” It was important for me to have an idol. Someone to look up to and believe in. Someone who touches my soul. Someone who inspire and “guide” me as a teenager. A person who’s task is big and global. Someone who carries a message of peace, since all my life up to that age had been surrounded by war. A strong voice!   The political, social and moral corruption in Iraq in the 90’s suffocated me. It was dangerous. Everyone and everything was censured and controlled by the government. The TV and radio programs were carefuly selected. You couldn’t trust your best friend or tell your opinion about a political matter. The Western music was somehow banned. But I found those tapes and a book about “Wood Stock”. The tapes and the book were my only window into the outside world.”

Along with many war refugees, Nadin arrived to Sweden year 2001 leaving her home country Iraq and her memories behind. Nadin decided to start learning the Guitar once she got out of the refugee camp. She directly started writing her songs in English and performed them in a small singer & song writer venue in Gothenberg. Year 2003, Nadin moved to the south of Sweden, the city of Malmö where she studied the Swedish language and also worked in a fast food restaurant. She combined that with local performances at small venues and pubs, presenting cover songs in English.
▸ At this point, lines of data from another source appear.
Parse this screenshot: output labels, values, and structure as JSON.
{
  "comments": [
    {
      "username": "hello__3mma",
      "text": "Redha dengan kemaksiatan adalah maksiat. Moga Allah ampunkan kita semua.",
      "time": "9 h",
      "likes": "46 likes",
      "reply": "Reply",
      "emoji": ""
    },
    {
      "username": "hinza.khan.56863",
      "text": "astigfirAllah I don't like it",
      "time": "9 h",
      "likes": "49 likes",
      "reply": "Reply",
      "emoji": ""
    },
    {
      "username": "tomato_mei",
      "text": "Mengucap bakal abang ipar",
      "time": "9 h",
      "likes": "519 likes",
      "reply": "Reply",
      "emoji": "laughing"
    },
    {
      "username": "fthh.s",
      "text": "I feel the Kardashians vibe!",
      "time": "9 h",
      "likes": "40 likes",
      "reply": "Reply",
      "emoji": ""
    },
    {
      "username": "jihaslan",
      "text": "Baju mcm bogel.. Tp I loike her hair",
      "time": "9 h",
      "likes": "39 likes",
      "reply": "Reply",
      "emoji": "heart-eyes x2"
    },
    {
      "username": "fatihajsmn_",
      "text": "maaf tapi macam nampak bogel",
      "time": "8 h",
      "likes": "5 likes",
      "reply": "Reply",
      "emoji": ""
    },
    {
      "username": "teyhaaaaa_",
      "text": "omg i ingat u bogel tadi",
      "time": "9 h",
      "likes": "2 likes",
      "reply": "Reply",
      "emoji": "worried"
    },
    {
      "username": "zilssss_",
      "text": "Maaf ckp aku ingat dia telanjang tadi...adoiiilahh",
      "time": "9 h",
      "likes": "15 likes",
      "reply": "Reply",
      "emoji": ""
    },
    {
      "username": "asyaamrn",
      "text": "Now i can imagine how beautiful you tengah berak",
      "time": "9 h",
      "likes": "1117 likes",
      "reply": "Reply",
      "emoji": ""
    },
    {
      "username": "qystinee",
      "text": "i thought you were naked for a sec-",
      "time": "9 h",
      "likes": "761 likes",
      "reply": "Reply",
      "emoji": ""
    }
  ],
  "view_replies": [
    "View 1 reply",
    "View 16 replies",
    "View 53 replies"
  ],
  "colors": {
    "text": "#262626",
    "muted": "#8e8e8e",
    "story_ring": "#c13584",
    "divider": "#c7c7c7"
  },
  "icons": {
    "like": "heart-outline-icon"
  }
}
Year 2005 she first met the director Nicklas Sandström, the founder of Teater Foratt, who’s work based on mixing music and theatre in both Arabic, English and Swedish. Later, Nadin started participating in several music and theatre programs, which natuarly led to later performances. Nadin was unable to continue her classical music studies on the Violin through the years because of the war circumstances and the long “trip” refugee to Sweden. But her determination to learn music and adopting it to be her profession led her to many musical meetings and collaborations. As the meeting with the Swedish Folk musicians Gabriel Hermansson and Dan Svensson ( known from the Swedish Folk music ensembles JIDDER , ALLA FAGRA and ODE ) who also showed their interest in collaborating. That meeting led directly into building the Swedish Arabic ensemble TARABBAND.

Through her years in Sweden, Nadin have been actively leading and engaging in music, theater and cultural projects that are focusing on: Face to face meeting and story telling through music. Nadin is mostly seen on stage as a singer and a musician, and sometimes as an actress at Malmoe National Theater. It was in Sweden where Nadin first discovered her interest for the Arabic music. First with presenting /re arranging folk and traditional Arabic songs.
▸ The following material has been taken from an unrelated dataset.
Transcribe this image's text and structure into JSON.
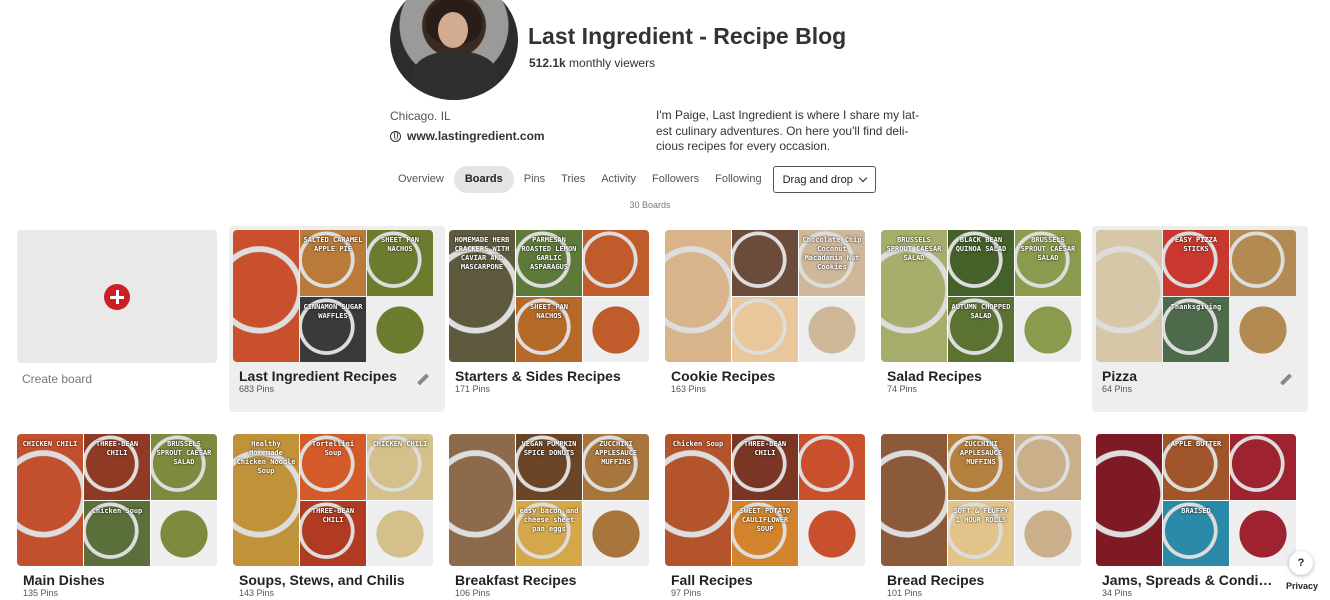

In Nadin’s radio program at the Swedish National Radio ” Farfars tallrik ” of Folk & World Music, she presents her own story from childhood in Iraq till arriving to Sweden as a refugee in both fictional and real way. Those stories unfolded her experiences of exile, love and war. The program’s title is based on a small plate with symbols of horses scratched on it, the only physical thing Nadin packed together with some clothes when she left her country Iraq.

” Through my music & theatre shows, radio programs at The Swedish National Radio, I aim to inspire people by sharing my story and other’s stories. I wish and work hard to increase tolerance among people from different cultures, to help understanding each others cultures – and the different cultures. I feel very privileged being an immigrant in Europe. Today I stand with this diverse identity taking part of two great cultures and civilisations from the East and the West. Having music and never the less many inspirational people around me through the years helped shaping this identity. ”